Background

Conditions affecting the shoulder, elbow, wrist and hand are common causes of pain and disability particularly in working age and older adults. Surgical treatments for arthritis, nerve compression, joint contractures and instability are now widely used. 

The expansion of some types of surgery and choices between different types have evolved  without high quality evidence. There is also likely local and regional variation in the provision and access to surgical treatments, and potentially variation in the outcomes. 

With an aging UK population and more and more patients suffering with upper limb problems there are more referrals from general practice to hospital secondary care each year. One of our overall aims is to provide higher quality evidence on effectiveness of some upper limb surgical treatments, to understand which patients are most likely to benefit from surgical treatment, and to examine geographical variations in access and provision of care.

Current research studies

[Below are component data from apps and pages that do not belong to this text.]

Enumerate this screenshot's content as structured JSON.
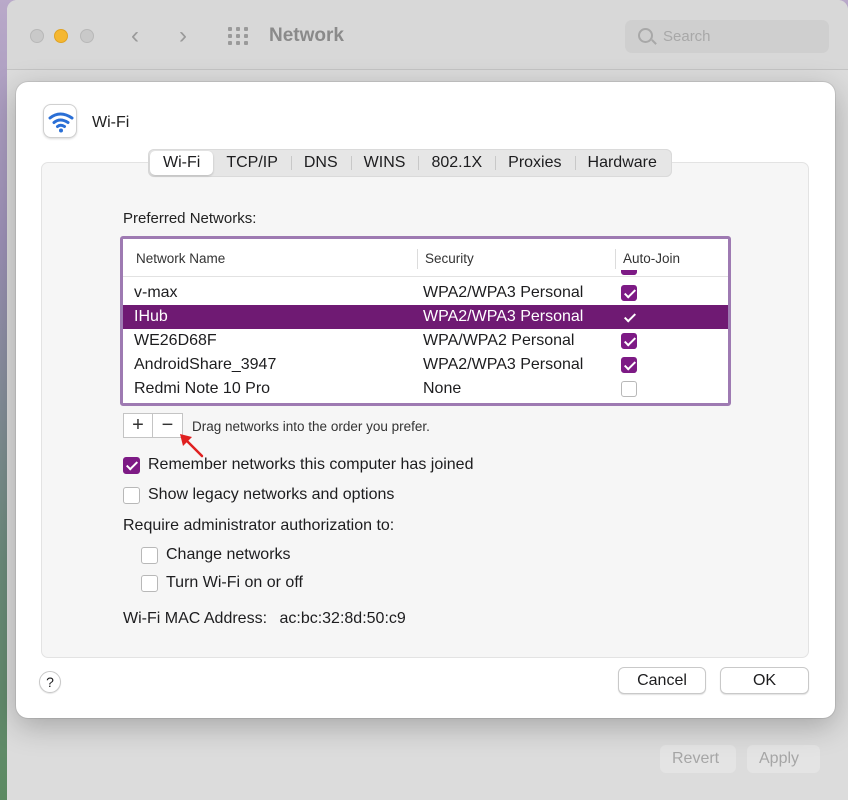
{
  "window": {
    "title": "Network",
    "search_placeholder": "Search",
    "revert_label": "Revert",
    "apply_label": "Apply"
  },
  "dialog": {
    "title": "Wi-Fi",
    "icon": "wifi-icon",
    "tabs": [
      {
        "label": "Wi-Fi",
        "active": true
      },
      {
        "label": "TCP/IP",
        "active": false
      },
      {
        "label": "DNS",
        "active": false
      },
      {
        "label": "WINS",
        "active": false
      },
      {
        "label": "802.1X",
        "active": false
      },
      {
        "label": "Proxies",
        "active": false
      },
      {
        "label": "Hardware",
        "active": false
      }
    ],
    "preferred_label": "Preferred Networks:",
    "table": {
      "columns": [
        "Network Name",
        "Security",
        "Auto-Join"
      ],
      "rows": [
        {
          "name": "v-max",
          "security": "WPA2/WPA3 Personal",
          "auto_join": true,
          "selected": false
        },
        {
          "name": "IHub",
          "security": "WPA2/WPA3 Personal",
          "auto_join": true,
          "selected": true
        },
        {
          "name": "WE26D68F",
          "security": "WPA/WPA2 Personal",
          "auto_join": true,
          "selected": false
        },
        {
          "name": "AndroidShare_3947",
          "security": "WPA2/WPA3 Personal",
          "auto_join": true,
          "selected": false
        },
        {
          "name": "Redmi Note 10 Pro",
          "security": "None",
          "auto_join": false,
          "selected": false
        }
      ]
    },
    "add_label": "+",
    "remove_label": "−",
    "drag_hint": "Drag networks into the order you prefer.",
    "options": [
      {
        "label": "Remember networks this computer has joined",
        "checked": true
      },
      {
        "label": "Show legacy networks and options",
        "checked": false
      }
    ],
    "require_label": "Require administrator authorization to:",
    "admin_options": [
      {
        "label": "Change networks",
        "checked": false
      },
      {
        "label": "Turn Wi-Fi on or off",
        "checked": false
      }
    ],
    "mac_label": "Wi-Fi MAC Address:",
    "mac_value": "ac:bc:32:8d:50:c9",
    "help_label": "?",
    "cancel_label": "Cancel",
    "ok_label": "OK"
  },
  "colors": {
    "accent": "#7d1a85",
    "selection": "#6f1a73",
    "table_focus_border": "#9e7ab2",
    "annotation_arrow": "#e02020"
  }
}
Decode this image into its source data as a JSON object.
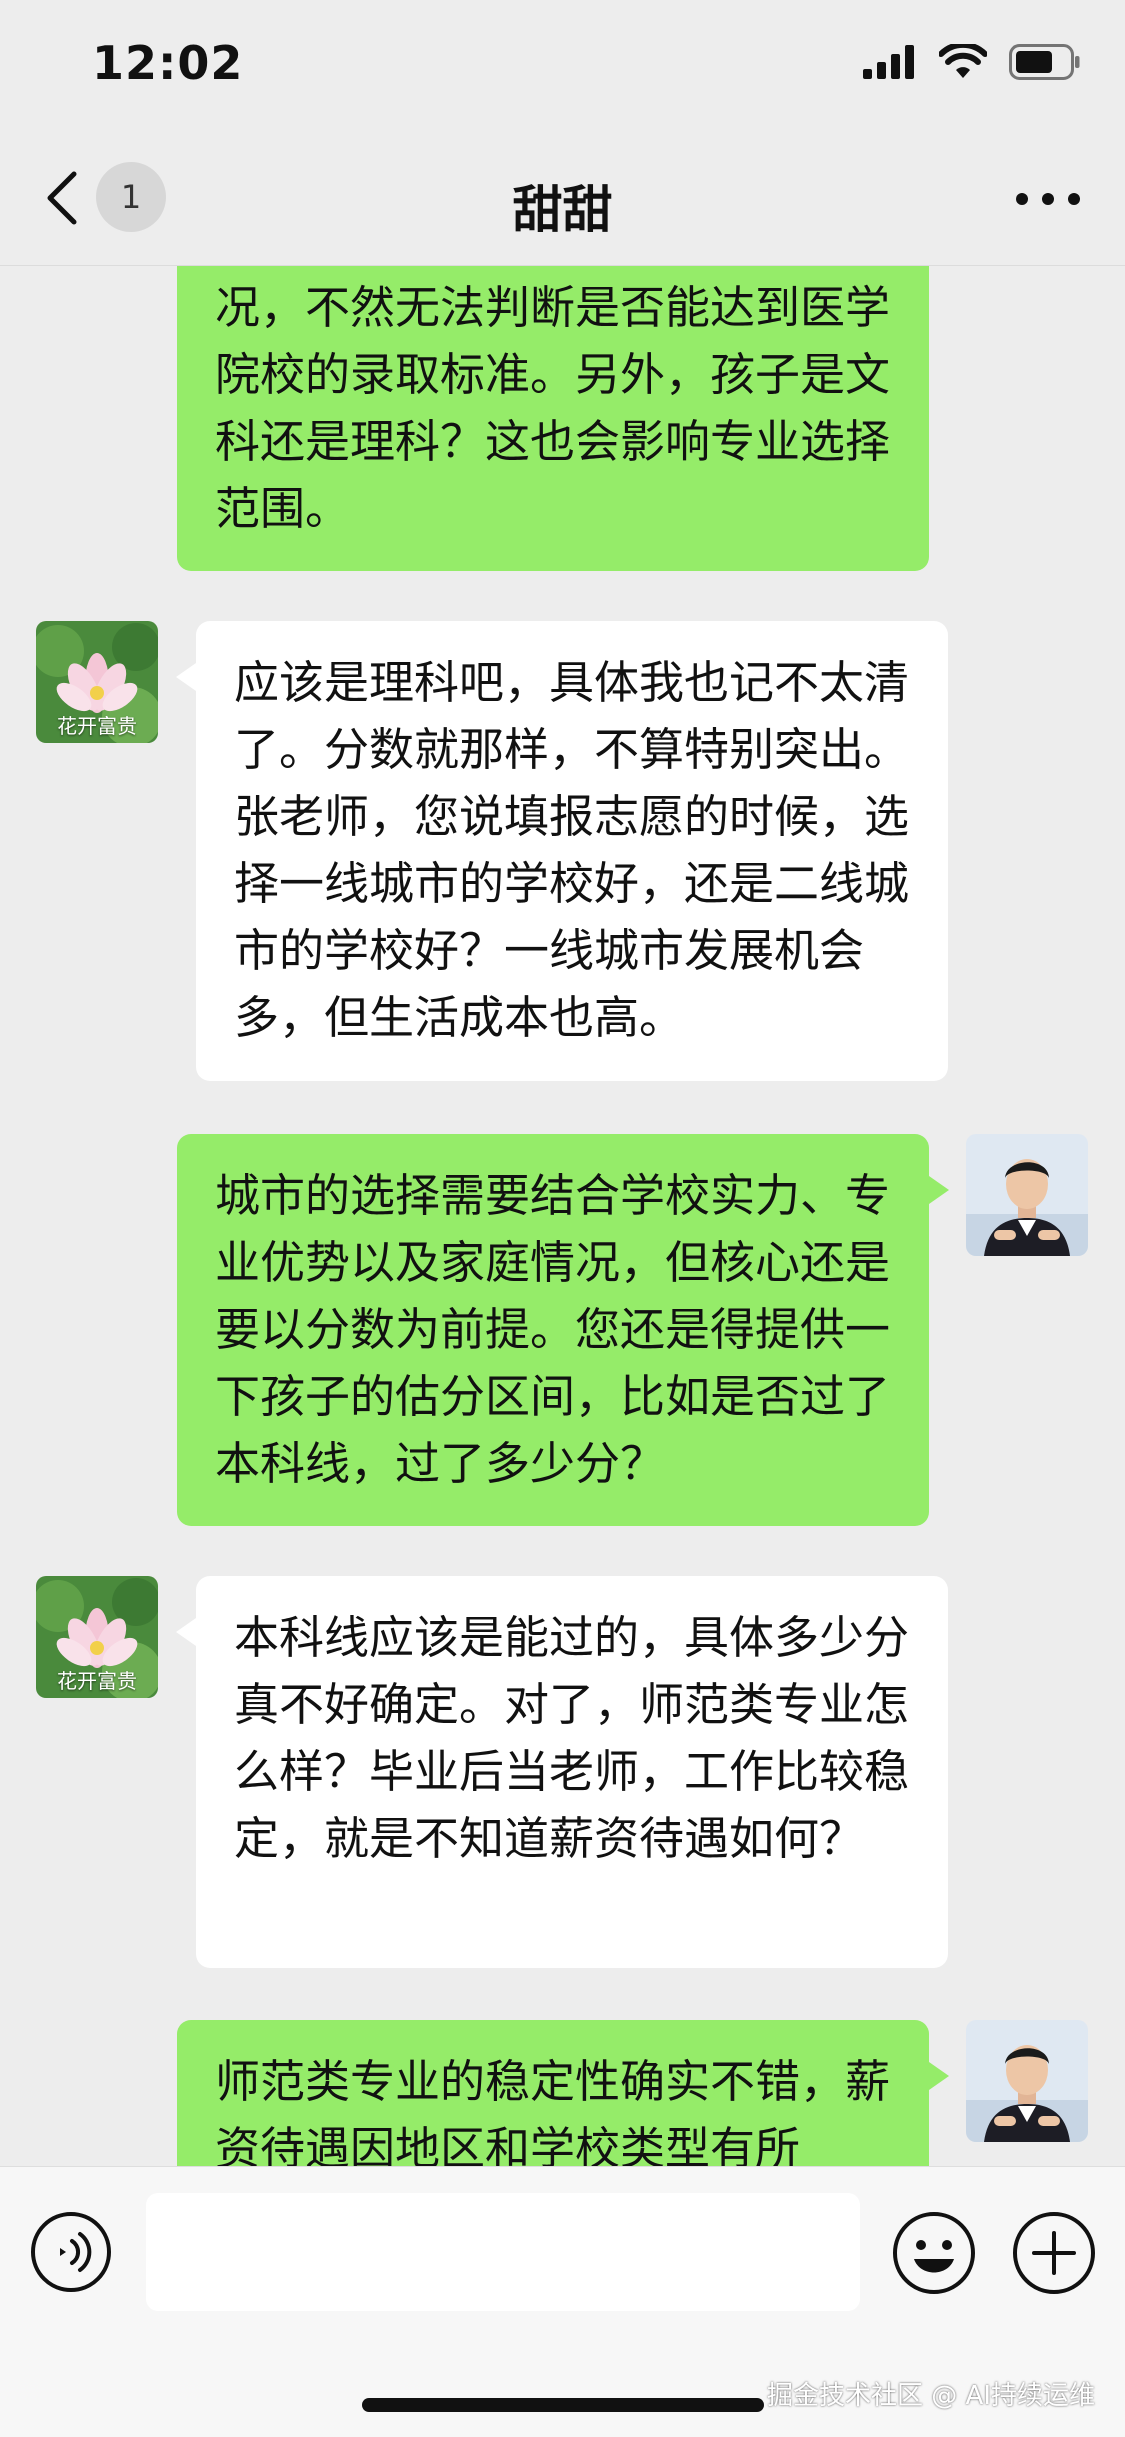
{
  "status_bar": {
    "time": "12:02"
  },
  "nav": {
    "title": "甜甜",
    "unread_count": "1"
  },
  "messages": [
    {
      "side": "out",
      "text": "况，不然无法判断是否能达到医学院校的录取标准。另外，孩子是文科还是理科？这也会影响专业选择范围。"
    },
    {
      "side": "in",
      "avatar_caption": "花开富贵",
      "text": "应该是理科吧，具体我也记不太清了。分数就那样，不算特别突出。张老师，您说填报志愿的时候，选择一线城市的学校好，还是二线城市的学校好？一线城市发展机会多，但生活成本也高。"
    },
    {
      "side": "out",
      "text": "城市的选择需要结合学校实力、专业优势以及家庭情况，但核心还是要以分数为前提。您还是得提供一下孩子的估分区间，比如是否过了本科线，过了多少分？"
    },
    {
      "side": "in",
      "avatar_caption": "花开富贵",
      "text": "本科线应该是能过的，具体多少分真不好确定。对了，师范类专业怎么样？毕业后当老师，工作比较稳定，就是不知道薪资待遇如何？"
    },
    {
      "side": "out",
      "text": "师范类专业的稳定性确实不错，薪资待遇因地区和学校类型有所"
    }
  ],
  "input": {
    "value": "",
    "placeholder": ""
  },
  "watermark": "掘金技术社区 @ AI持续运维",
  "colors": {
    "outgoing_bubble": "#95ec69",
    "incoming_bubble": "#ffffff",
    "background": "#ededed"
  }
}
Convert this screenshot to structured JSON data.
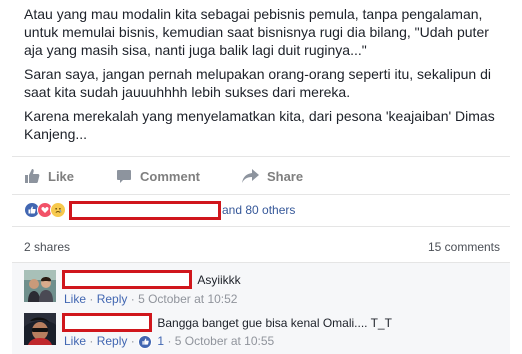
{
  "post": {
    "paragraphs": [
      "Atau yang mau modalin kita sebagai pebisnis pemula, tanpa pengalaman, untuk memulai bisnis, kemudian saat bisnisnya rugi dia bilang, \"Udah puter aja yang masih sisa, nanti juga balik lagi duit ruginya...\"",
      "Saran saya, jangan pernah melupakan orang-orang seperti itu, sekalipun di saat kita sudah jauuuhhhh lebih sukses dari mereka.",
      "Karena merekalah yang menyelamatkan kita, dari pesona 'keajaiban' Dimas Kanjeng..."
    ]
  },
  "actions": {
    "like": "Like",
    "comment": "Comment",
    "share": "Share"
  },
  "reactions": {
    "others_text": "and 80 others",
    "icons": [
      "like-icon",
      "love-icon",
      "sad-icon"
    ]
  },
  "stats": {
    "shares": "2 shares",
    "comments": "15 comments"
  },
  "comments": [
    {
      "text": "Asyiikkk",
      "meta": {
        "like": "Like",
        "sep": "·",
        "reply": "Reply",
        "time": "5 October at 10:52"
      }
    },
    {
      "text": "Bangga banget gue bisa kenal Omali.... T_T",
      "meta": {
        "like": "Like",
        "sep": "·",
        "reply": "Reply",
        "likes_count": "1",
        "time": "5 October at 10:55"
      }
    }
  ],
  "colors": {
    "link": "#365899",
    "redaction": "#d0161c",
    "like_blue": "#4267b2"
  }
}
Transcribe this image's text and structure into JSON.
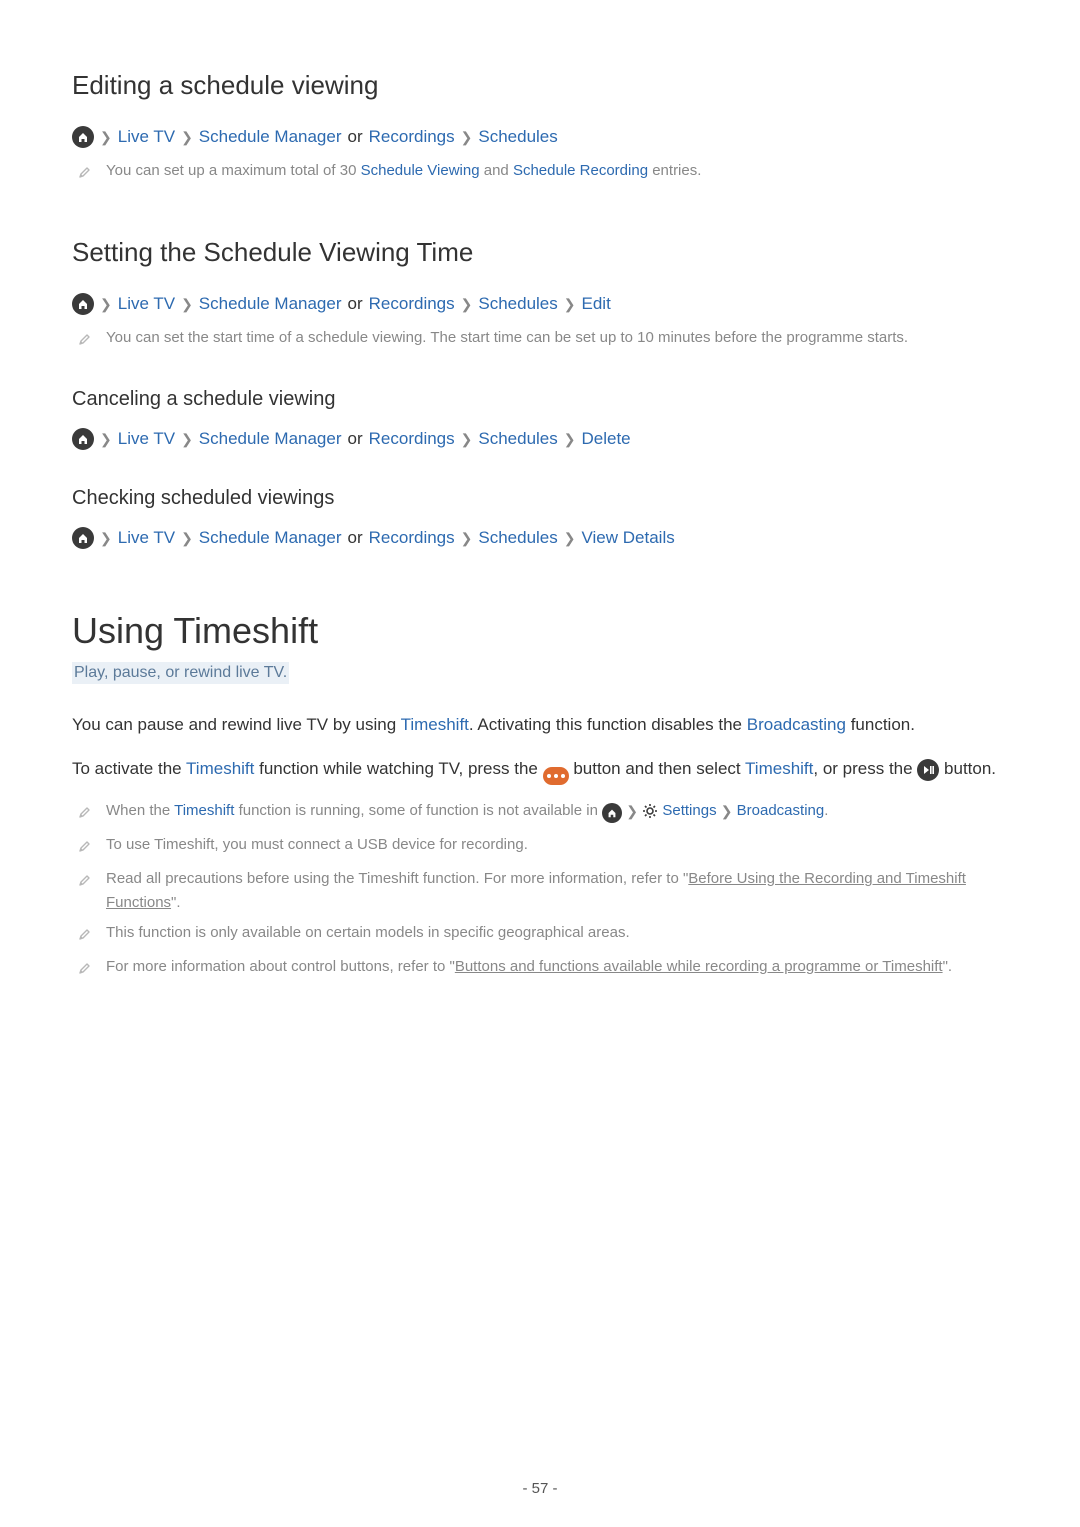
{
  "nav": {
    "live_tv": "Live TV",
    "schedule_manager": "Schedule Manager",
    "or": "or",
    "recordings": "Recordings",
    "schedules": "Schedules",
    "edit": "Edit",
    "delete": "Delete",
    "view_details": "View Details",
    "settings": "Settings",
    "broadcasting": "Broadcasting"
  },
  "editing": {
    "heading": "Editing a schedule viewing",
    "note_pre": "You can set up a maximum total of 30 ",
    "note_link1": "Schedule Viewing",
    "note_mid": " and ",
    "note_link2": "Schedule Recording",
    "note_post": " entries."
  },
  "setting": {
    "heading": "Setting the Schedule Viewing Time",
    "note": "You can set the start time of a schedule viewing. The start time can be set up to 10 minutes before the programme starts."
  },
  "canceling": {
    "heading": "Canceling a schedule viewing"
  },
  "checking": {
    "heading": "Checking scheduled viewings"
  },
  "timeshift": {
    "heading": "Using Timeshift",
    "subtitle": "Play, pause, or rewind live TV.",
    "p1_pre": "You can pause and rewind live TV by using ",
    "p1_link1": "Timeshift",
    "p1_mid": ". Activating this function disables the ",
    "p1_link2": "Broadcasting",
    "p1_post": " function.",
    "p2_pre": "To activate the ",
    "p2_link1": "Timeshift",
    "p2_mid1": " function while watching TV, press the ",
    "p2_mid2": " button and then select ",
    "p2_link2": "Timeshift",
    "p2_mid3": ", or press the ",
    "p2_post": " button.",
    "n1_pre": "When the ",
    "n1_link": "Timeshift",
    "n1_mid": " function is running, some of function is not available in ",
    "n1_post": ".",
    "n2": "To use Timeshift, you must connect a USB device for recording.",
    "n3_pre": "Read all precautions before using the Timeshift function. For more information, refer to \"",
    "n3_link": "Before Using the Recording and Timeshift Functions",
    "n3_post": "\".",
    "n4": "This function is only available on certain models in specific geographical areas.",
    "n5_pre": "For more information about control buttons, refer to \"",
    "n5_link": "Buttons and functions available while recording a programme or Timeshift",
    "n5_post": "\"."
  },
  "page": "- 57 -"
}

We are conducting a series of studies looking at upper limb musculoskeletal conditions including:

  • Patterns and variation in provision of different surgical treatments over time and by geographical location within England
  • Adverse outcomes of surgery – risks of reoperation, serious adverse events and mortality
  • Analysis of costs of treatment and variation in costs

We are using a large dataset of Hospital Episode Statistics with up to 19 years of follow-up to provide precise estimates of treatment incidence, costs, risks of surgery and long-term reoperation risks. Statistical modelling methods are used in risk association studies to adjust for the effects of confounding factors.

Impact

The results of our research will be disseminated in peer-reviewed publications and, where relevant, in patient-centred materials. We anticipate that the results will be of interest to all stakeholders including patients and healthcare professionals making shared decisions.

Publications

See a list of our publications

Related research themes